Steamspy is a site that uses math, science, and magic to provide tracking and analytics for games on Valve’s Steam platform.  Divekick had 100,174 owners (approximately) on 04/11/2015.  On 05/11/2015 they had 128,036 people who owned the game.  In that time the price has risen from about $7.50 to $9.99 and ownership increased by about 28%!  For something that released on Aug 20 of 2013 growth like that in a 30-day period is noteworthy at least.  Consider the steamspy information with Newzoo’s eSport analysis; is it just coincidence that a game that is also an eSport title is seeing great success with a the growing phenomenon of eSports.  I think the numbers speak for themselves.

 

Here are the links for steamspy and Newzoo’s eSports Economy Presentation (with downloadable pdf):

 

http://steamspy.com/

 

http://www.newzoo.com/keynotes/casual-connect-amsterdam-2015-esports-economy-trends-audience-revenue-towards-2017/

 

 

ccccccAbout the blogger

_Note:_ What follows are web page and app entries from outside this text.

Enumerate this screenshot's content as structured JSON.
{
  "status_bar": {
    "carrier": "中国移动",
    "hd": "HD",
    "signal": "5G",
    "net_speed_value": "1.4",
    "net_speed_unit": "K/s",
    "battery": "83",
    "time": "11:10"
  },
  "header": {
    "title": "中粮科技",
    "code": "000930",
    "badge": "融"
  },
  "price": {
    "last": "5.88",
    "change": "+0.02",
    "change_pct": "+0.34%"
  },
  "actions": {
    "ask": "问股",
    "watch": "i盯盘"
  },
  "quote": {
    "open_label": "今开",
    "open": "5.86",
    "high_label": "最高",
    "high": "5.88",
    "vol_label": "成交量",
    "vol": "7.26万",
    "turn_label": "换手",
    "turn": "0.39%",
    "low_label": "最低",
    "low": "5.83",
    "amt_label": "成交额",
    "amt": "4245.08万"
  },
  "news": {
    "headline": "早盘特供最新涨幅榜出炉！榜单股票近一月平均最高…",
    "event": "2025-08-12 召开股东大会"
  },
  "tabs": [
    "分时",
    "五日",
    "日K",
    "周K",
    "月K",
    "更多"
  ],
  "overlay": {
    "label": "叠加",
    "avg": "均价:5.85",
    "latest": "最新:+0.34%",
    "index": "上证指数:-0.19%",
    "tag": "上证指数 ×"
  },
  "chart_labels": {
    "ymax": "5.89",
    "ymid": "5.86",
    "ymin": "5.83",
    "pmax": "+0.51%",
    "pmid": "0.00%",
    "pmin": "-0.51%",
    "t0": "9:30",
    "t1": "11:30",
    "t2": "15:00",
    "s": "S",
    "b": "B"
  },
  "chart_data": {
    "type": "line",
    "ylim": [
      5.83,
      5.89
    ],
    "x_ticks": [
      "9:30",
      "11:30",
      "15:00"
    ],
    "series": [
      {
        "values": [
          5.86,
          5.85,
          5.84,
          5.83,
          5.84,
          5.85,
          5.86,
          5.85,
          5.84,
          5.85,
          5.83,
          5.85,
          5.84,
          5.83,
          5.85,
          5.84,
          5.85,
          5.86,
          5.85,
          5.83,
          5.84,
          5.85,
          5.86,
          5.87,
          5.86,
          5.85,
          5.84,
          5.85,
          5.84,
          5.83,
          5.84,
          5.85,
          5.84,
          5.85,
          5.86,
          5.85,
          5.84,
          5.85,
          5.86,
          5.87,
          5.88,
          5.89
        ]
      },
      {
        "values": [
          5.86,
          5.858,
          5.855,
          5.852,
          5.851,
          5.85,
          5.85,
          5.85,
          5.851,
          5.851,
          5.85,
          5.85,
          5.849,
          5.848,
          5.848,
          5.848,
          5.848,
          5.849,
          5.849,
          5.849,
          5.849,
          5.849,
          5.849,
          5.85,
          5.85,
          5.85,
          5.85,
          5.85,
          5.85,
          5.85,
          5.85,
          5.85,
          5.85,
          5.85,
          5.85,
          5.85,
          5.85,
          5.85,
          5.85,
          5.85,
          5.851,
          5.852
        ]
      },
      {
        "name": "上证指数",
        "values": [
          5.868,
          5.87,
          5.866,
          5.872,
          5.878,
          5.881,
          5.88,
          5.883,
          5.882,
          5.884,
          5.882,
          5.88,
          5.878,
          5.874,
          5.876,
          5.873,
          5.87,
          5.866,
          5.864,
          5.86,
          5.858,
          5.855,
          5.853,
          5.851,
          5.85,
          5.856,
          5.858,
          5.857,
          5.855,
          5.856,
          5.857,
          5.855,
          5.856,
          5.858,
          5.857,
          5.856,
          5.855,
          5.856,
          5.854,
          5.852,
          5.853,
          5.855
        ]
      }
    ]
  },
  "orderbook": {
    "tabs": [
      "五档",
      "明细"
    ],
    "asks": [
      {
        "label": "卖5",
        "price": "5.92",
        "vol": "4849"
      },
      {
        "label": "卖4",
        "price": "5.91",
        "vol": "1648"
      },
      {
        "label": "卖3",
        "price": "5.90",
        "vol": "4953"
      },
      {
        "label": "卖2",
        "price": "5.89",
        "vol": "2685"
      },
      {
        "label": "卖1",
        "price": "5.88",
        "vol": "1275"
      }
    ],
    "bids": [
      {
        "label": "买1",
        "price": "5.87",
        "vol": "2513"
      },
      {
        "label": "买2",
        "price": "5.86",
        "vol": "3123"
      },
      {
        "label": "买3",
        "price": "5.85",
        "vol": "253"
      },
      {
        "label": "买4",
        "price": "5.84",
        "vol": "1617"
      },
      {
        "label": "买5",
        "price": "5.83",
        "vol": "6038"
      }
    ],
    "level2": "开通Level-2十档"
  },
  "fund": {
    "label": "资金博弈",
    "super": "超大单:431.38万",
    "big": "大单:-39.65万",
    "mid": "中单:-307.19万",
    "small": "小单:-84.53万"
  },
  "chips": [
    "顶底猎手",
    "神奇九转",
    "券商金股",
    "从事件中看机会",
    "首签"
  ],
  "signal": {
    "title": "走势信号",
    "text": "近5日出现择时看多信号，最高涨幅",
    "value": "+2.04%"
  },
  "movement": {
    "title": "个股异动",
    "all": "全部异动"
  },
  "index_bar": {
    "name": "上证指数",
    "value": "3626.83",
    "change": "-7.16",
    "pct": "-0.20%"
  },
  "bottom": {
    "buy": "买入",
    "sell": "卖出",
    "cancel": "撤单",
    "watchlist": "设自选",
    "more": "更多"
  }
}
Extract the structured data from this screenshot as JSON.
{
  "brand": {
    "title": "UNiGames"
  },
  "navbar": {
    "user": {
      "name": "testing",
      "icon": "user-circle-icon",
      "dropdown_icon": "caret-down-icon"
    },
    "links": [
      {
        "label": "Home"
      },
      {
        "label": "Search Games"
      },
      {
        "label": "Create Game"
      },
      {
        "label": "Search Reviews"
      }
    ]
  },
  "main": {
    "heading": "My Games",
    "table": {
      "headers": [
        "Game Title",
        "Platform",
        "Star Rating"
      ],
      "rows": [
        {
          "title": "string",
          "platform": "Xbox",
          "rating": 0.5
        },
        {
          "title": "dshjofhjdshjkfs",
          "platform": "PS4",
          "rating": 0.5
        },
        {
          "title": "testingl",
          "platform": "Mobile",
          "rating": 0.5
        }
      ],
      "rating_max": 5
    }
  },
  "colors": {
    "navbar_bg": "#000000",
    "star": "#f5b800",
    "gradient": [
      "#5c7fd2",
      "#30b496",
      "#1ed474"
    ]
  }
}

My name is Trevor Shanahan and I am finishing my undergraduate degree in Marketing with a minor in Media Studies.  I am interested in video games and everything they touch (their industry, development, games as art, psychology of games – like gamification, industry issues, cutlure, etc.).  I have come to realize that the more I learn ( and learning is so important) the more I do not know.  Learn as much as you can about what you love and   try to give back to it.